# [TASK INSTRUCTIONS]
Your answer must be every record below, written out exactly as it appears.

*****

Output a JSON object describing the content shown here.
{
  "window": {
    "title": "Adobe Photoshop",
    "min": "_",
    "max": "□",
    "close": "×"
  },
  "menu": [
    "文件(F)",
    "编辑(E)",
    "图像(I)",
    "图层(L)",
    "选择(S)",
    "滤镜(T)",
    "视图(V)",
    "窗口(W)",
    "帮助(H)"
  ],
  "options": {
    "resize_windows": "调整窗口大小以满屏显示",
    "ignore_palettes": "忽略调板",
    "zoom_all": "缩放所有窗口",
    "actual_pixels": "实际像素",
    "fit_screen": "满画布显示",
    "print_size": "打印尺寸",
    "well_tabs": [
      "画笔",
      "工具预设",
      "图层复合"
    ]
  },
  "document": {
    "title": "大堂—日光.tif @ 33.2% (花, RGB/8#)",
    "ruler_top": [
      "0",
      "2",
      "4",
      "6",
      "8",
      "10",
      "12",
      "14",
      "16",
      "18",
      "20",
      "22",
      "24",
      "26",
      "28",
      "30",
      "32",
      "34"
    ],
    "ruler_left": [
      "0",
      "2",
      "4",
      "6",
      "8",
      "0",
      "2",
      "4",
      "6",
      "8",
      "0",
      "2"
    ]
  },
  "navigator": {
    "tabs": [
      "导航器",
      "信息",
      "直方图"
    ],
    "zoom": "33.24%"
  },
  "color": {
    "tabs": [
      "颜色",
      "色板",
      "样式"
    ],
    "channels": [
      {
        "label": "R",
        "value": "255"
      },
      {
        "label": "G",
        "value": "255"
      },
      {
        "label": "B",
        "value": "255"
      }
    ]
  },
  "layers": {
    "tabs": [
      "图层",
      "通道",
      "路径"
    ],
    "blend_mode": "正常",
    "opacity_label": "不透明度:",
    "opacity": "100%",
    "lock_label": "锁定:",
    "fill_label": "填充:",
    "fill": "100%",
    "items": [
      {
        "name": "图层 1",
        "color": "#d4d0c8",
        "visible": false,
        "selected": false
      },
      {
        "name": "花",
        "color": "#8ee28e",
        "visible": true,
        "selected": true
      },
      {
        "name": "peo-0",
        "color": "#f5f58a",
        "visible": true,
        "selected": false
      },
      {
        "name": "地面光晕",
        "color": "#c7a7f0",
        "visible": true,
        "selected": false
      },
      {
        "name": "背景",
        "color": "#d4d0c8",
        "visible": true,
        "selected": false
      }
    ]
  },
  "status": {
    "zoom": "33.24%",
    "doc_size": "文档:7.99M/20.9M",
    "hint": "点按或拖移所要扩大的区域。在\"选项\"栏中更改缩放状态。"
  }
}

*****

# [RESPONSE TO THIS TASK]
Output a JSON object describing the content shown here.
{
  "window": {
    "title": "Adobe Photoshop",
    "min": "_",
    "max": "□",
    "close": "×"
  },
  "menu": [
    "文件(F)",
    "编辑(E)",
    "图像(I)",
    "图层(L)",
    "选择(S)",
    "滤镜(T)",
    "视图(V)",
    "窗口(W)",
    "帮助(H)"
  ],
  "options": {
    "resize_windows": "调整窗口大小以满屏显示",
    "ignore_palettes": "忽略调板",
    "zoom_all": "缩放所有窗口",
    "actual_pixels": "实际像素",
    "fit_screen": "满画布显示",
    "print_size": "打印尺寸",
    "well_tabs": [
      "画笔",
      "工具预设",
      "图层复合"
    ]
  },
  "document": {
    "title": "大堂—日光.tif @ 33.2% (花, RGB/8#)",
    "ruler_top": [
      "0",
      "2",
      "4",
      "6",
      "8",
      "10",
      "12",
      "14",
      "16",
      "18",
      "20",
      "22",
      "24",
      "26",
      "28",
      "30",
      "32",
      "34"
    ],
    "ruler_left": [
      "0",
      "2",
      "4",
      "6",
      "8",
      "0",
      "2",
      "4",
      "6",
      "8",
      "0",
      "2"
    ]
  },
  "navigator": {
    "tabs": [
      "导航器",
      "信息",
      "直方图"
    ],
    "zoom": "33.24%"
  },
  "color": {
    "tabs": [
      "颜色",
      "色板",
      "样式"
    ],
    "channels": [
      {
        "label": "R",
        "value": "255"
      },
      {
        "label": "G",
        "value": "255"
      },
      {
        "label": "B",
        "value": "255"
      }
    ]
  },
  "layers": {
    "tabs": [
      "图层",
      "通道",
      "路径"
    ],
    "blend_mode": "正常",
    "opacity_label": "不透明度:",
    "opacity": "100%",
    "lock_label": "锁定:",
    "fill_label": "填充:",
    "fill": "100%",
    "items": [
      {
        "name": "图层 1",
        "color": "#d4d0c8",
        "visible": false,
        "selected": false
      },
      {
        "name": "花",
        "color": "#8ee28e",
        "visible": true,
        "selected": true
      },
      {
        "name": "peo-0",
        "color": "#f5f58a",
        "visible": true,
        "selected": false
      },
      {
        "name": "地面光晕",
        "color": "#c7a7f0",
        "visible": true,
        "selected": false
      },
      {
        "name": "背景",
        "color": "#d4d0c8",
        "visible": true,
        "selected": false
      }
    ]
  },
  "status": {
    "zoom": "33.24%",
    "doc_size": "文档:7.99M/20.9M",
    "hint": "点按或拖移所要扩大的区域。在\"选项\"栏中更改缩放状态。"
  }
}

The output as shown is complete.